Dawn's end-of-mission plan is very different. Launched in 2007, the NASA craft's mission is to explore two small worlds, Vesta and Ceres. Dawn spent a year circling Vesta in 2011 and 2012 and will spend at least the rest of this year orbiting Ceres. Already, Ceres has yielded mysterious bright spots, a weird pyramid mountain, huge hidden ocean and other curiosities, even as the craft continues to descend for an even closer look.

On Tuesday, as ESA outlined its end of mission plans for Rosetta, NASA reiterated on Twitter that it has no plans to bring Dawn anywhere near touching the surface of Ceres.

Instead, Dawn will be "orbiting Ceres indefinitely," meaning the dead craft will likely become a semi-permanent moon of Ceres, at least unless it gets destroyed by a stray asteroid.

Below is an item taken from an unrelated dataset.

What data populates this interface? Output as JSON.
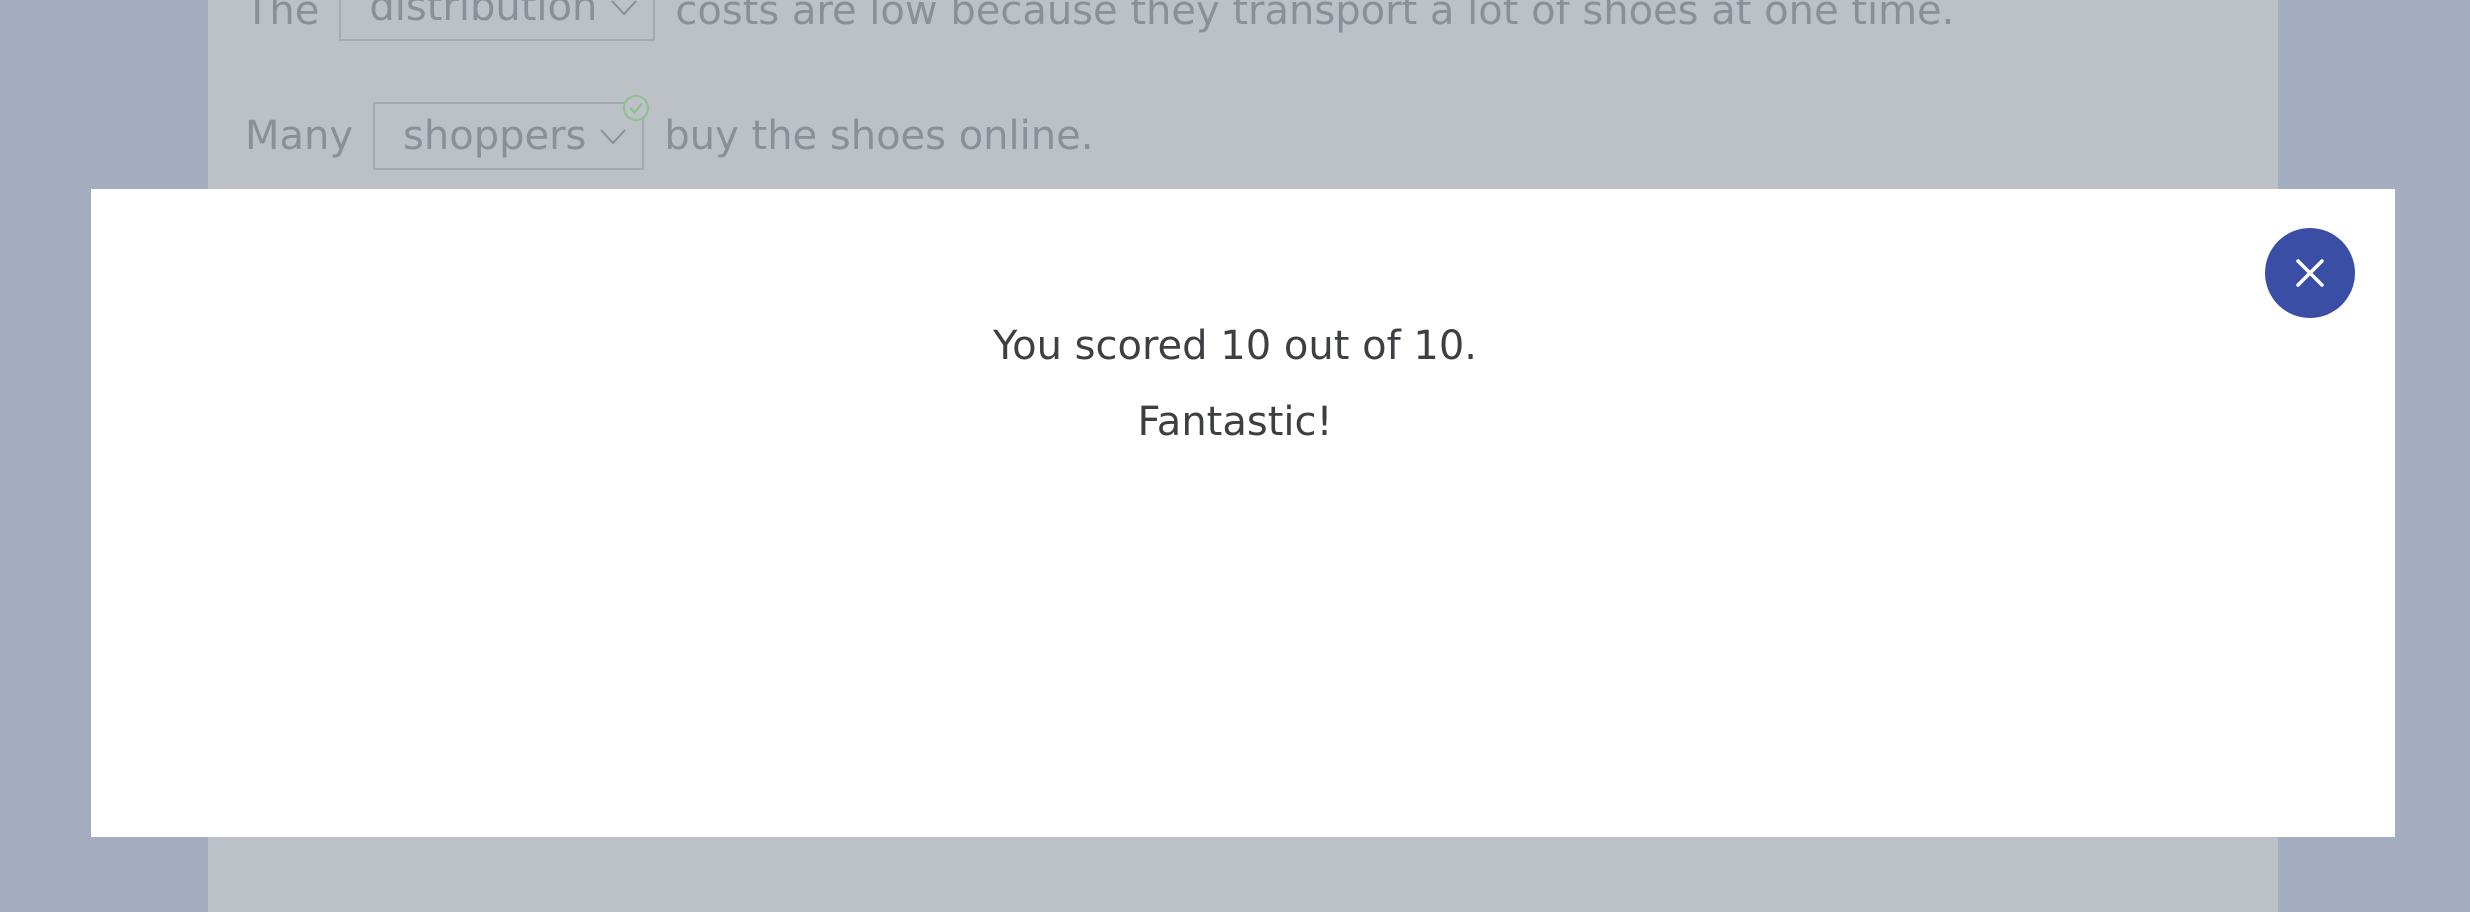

So why not simply lay Dawn to rest on Ceres in much the same way Rosetta may come to its final resting spot on its comet? Is this approach reflective of differing European and American approaches to cosmic intimacy?

No, actually it's about something called "planetary protection," which is basically the real-world, pre-alien contact version of the "Prime Directive" from "Star Trek." While the fictional concept was about prohibiting interference in the development of alien civilizations, planetary protection is about trying not to screw up other worlds just as we're getting to know them, especially worlds like Ceres that may harbor some of the building blocks needed to support life.

This is particularly relevant in the case of Dawn, which isn't equipped with the right kind of propulsion system to make a soft landing on Ceres, so it might end up making more of a crash landing, turning Ceres into a distant wrecking yard.

Why is it fine from a planetary protection standpoint to leave space junk on a comet but not Ceres? Well, that's probably a point that some people would debate, but remember that a comet isn't a planet and it travels in a long, elliptical orbit that takes it through varied and torturous extreme temperature and radiation zones that would seem to make it utterly uninhabitable.

Then again, perhaps there are some bizarre, comet-riding, ultra-hearty life forms clinging to 67P and just hoping that the weird new satellite that started circling home last year won't fall from space and crush its entire family.

But probably not.